Perception, Language and Reality

a group contract
Spring Qtr. 2004-2005
Faculty: Charles Pailthorp


I have postponed evaluation conferences until some later time: during the summer for those are here; early fall quarter for those who will be away until then. If there are others, we will rely entirely on email. Please see the letter I circulated last Friday, May 20 (soon to be posted), for a full account of these changes and what to expert.

See the assignment page for details on finishing up.

Perception, Language and Reality
New Program, Not in printed catalog
Spring quarter 2004-05

“Does experience or reason lie at the foundation of human knowledge?” This question has been central in Western philosophy for two and half centuries, and the discussion shows little sign of abating. A central element has been a critique of the nature of human perception, particularly vision. When we perceive the world around us, what is the actual object of our awareness? Is it things that physically exist, or is it something in our mind, and perhaps only in our mind?

These questions arose with new force as the power of natural science became increasingly evident. Modern science did not describe the world as we encounter it in our daily lives, and that disparity has grown as contemporary sciences propose increasingly unimaginable realities. This will be our central concern: how to understand, and rethink, the complex relationships between science, perception and reality.

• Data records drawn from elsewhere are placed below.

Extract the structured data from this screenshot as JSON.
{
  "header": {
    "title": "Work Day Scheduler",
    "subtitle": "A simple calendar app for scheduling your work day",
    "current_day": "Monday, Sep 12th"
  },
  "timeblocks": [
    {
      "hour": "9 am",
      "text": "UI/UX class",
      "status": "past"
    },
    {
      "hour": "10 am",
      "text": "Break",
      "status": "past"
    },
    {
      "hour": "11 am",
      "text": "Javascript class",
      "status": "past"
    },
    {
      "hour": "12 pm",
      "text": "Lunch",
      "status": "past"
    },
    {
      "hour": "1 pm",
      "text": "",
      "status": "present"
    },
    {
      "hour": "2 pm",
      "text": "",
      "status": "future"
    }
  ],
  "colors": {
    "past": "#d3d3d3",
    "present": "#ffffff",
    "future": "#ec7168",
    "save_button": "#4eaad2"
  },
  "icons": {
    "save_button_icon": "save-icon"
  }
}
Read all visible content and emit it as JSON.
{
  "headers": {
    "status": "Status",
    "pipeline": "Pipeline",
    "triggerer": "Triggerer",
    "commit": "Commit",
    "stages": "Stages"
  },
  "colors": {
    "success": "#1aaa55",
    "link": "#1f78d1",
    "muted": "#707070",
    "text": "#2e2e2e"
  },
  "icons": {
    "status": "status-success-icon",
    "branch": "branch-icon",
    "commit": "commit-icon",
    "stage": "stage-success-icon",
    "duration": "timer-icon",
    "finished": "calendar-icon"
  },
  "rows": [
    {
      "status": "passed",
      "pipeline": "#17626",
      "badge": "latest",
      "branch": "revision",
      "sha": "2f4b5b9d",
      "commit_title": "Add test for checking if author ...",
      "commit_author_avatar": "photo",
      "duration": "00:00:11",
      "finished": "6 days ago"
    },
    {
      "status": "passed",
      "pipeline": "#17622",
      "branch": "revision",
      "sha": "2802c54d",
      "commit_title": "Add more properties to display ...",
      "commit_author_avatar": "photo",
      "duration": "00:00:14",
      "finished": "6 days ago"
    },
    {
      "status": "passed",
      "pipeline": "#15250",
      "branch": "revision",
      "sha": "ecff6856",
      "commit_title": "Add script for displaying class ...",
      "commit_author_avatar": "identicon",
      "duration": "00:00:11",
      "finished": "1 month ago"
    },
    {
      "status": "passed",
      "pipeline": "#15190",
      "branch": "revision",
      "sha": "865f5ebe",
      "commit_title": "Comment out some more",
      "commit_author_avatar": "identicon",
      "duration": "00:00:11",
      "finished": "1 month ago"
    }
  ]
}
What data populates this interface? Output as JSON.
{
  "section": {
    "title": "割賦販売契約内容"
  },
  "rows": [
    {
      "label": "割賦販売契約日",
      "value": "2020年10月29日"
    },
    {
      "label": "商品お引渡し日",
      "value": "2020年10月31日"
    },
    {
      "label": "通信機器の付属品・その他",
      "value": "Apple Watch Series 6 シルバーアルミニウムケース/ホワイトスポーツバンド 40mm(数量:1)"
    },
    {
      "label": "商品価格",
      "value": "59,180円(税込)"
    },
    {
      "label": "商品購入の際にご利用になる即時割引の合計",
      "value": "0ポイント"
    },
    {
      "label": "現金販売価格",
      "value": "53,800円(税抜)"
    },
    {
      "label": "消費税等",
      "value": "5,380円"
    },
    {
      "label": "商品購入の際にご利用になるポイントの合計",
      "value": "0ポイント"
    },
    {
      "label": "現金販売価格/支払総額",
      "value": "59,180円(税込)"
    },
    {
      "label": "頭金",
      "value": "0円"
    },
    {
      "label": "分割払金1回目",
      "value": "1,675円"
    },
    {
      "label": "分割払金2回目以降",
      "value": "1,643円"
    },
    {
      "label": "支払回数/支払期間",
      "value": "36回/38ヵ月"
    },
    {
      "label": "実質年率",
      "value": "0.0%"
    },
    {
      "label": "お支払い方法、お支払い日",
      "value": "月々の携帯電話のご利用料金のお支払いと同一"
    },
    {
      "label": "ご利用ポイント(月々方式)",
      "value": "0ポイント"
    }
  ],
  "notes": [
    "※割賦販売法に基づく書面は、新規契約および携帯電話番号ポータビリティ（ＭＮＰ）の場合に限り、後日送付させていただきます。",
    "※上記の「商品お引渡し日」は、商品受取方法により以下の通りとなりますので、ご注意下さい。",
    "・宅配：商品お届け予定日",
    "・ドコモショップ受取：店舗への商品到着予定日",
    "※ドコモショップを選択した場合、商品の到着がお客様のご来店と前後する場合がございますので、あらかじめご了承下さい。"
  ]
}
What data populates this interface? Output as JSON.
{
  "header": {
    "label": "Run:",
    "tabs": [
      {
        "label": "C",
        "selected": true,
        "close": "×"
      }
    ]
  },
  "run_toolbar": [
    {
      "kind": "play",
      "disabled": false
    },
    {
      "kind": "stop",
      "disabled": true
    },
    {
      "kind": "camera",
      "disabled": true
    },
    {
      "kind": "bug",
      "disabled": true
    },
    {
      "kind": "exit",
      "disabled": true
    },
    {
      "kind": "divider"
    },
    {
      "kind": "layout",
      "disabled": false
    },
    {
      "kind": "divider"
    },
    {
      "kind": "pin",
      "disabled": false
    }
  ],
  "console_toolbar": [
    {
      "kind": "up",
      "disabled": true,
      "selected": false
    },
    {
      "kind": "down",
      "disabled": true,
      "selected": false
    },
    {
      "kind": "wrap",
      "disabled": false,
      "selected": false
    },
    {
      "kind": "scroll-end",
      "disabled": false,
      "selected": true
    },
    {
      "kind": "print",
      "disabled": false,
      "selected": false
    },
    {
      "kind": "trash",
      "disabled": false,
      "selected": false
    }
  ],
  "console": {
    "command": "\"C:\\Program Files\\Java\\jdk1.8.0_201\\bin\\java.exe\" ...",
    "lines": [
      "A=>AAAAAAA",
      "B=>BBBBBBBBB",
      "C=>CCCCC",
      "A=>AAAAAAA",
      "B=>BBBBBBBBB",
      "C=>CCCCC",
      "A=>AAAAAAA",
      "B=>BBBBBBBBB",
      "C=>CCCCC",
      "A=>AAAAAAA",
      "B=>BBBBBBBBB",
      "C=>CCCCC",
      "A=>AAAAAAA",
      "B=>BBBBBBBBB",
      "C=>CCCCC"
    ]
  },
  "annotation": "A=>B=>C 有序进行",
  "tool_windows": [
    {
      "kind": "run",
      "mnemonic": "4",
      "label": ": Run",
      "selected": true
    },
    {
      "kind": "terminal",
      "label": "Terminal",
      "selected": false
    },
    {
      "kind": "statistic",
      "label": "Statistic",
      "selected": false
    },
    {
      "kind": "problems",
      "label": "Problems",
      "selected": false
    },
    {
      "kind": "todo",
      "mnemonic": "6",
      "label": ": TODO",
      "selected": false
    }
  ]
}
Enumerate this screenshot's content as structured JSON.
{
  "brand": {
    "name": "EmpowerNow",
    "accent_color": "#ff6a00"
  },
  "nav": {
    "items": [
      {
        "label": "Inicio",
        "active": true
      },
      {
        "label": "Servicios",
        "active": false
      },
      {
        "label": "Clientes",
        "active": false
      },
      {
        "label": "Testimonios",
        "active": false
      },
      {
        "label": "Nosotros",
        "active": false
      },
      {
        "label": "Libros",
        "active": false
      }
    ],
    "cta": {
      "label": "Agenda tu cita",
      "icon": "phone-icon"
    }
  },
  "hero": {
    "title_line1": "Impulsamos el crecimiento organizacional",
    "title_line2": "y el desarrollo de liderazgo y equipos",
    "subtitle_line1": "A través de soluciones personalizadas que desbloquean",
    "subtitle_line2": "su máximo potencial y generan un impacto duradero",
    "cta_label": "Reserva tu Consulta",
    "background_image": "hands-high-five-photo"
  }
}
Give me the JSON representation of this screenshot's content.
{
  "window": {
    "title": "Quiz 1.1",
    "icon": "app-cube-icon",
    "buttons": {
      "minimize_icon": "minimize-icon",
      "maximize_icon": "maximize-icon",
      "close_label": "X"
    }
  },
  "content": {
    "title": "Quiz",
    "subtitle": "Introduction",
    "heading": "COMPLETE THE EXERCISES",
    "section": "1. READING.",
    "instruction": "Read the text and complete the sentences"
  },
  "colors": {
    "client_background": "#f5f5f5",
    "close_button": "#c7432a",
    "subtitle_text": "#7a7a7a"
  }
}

For the first four weeks, we will develop the historical background in which these issues arose and were given new shape. Our first reading will be Descartes’
Mediatations on First Philosophy and his Discourse on Method (1637, Paris). These will be followed by selections from both Hume’s Enquiry Concerning Human Understanding (1738, London) and Kant’s Critique of Pure Reason (1787, Riga).

In the weeks remaining, we will turn to seminal works of the 20th century. These will include G. E. Moore’s “A Defense of Common Sense”, Ludwig Wittgenstein’s
Tractatus Logico-Philosophicus, W. V. O Quine’s “Two Dogmas of Empiricism,” and “Ontological Relativity,” Wilfrid Sellars’ “Philosophy and the Scientific Image of Man” and “Being and Being Known.” These philosophers turned their attention, increasingly, from mind to language, and we will follow this shift with some care.

This short list touches only on some of the important work in this area of philosophy. In addition to our work in common, each student will be asked to complete an independent study of important work we have ignored. Students will present this independent work to their peers.

Evaluations will focus on contributions to seminar discussion, shorter written work, presentations of independent work and written work based on independent study.

(This curriculum parallels but does not presuppose or replicate "Language and Mind," which I taught in Spring quarter, 2004.)

Credit awarded in: the philosophy of language and perception, metaphysics, the history of philosophy and credit that reflects each student's individual course of study and research.

Total: 16 credits.

Program is preparatory for: careers and future studies in philosophy, the humanities and social sciences.

Evaluations will focus on the student’s presentations, contributions to seminar discussions and a paper resulting from independent study.

Credit will be awarded in: the philosophy of language and perception, metaphysics, the history of philosophy and for work accomplished independently.

Total: 16 credits.

Program is preparatory for careers and future studies in philosophy, the humanities and social sciences.


The Evergreen State College
Last Updated: 05/24/2005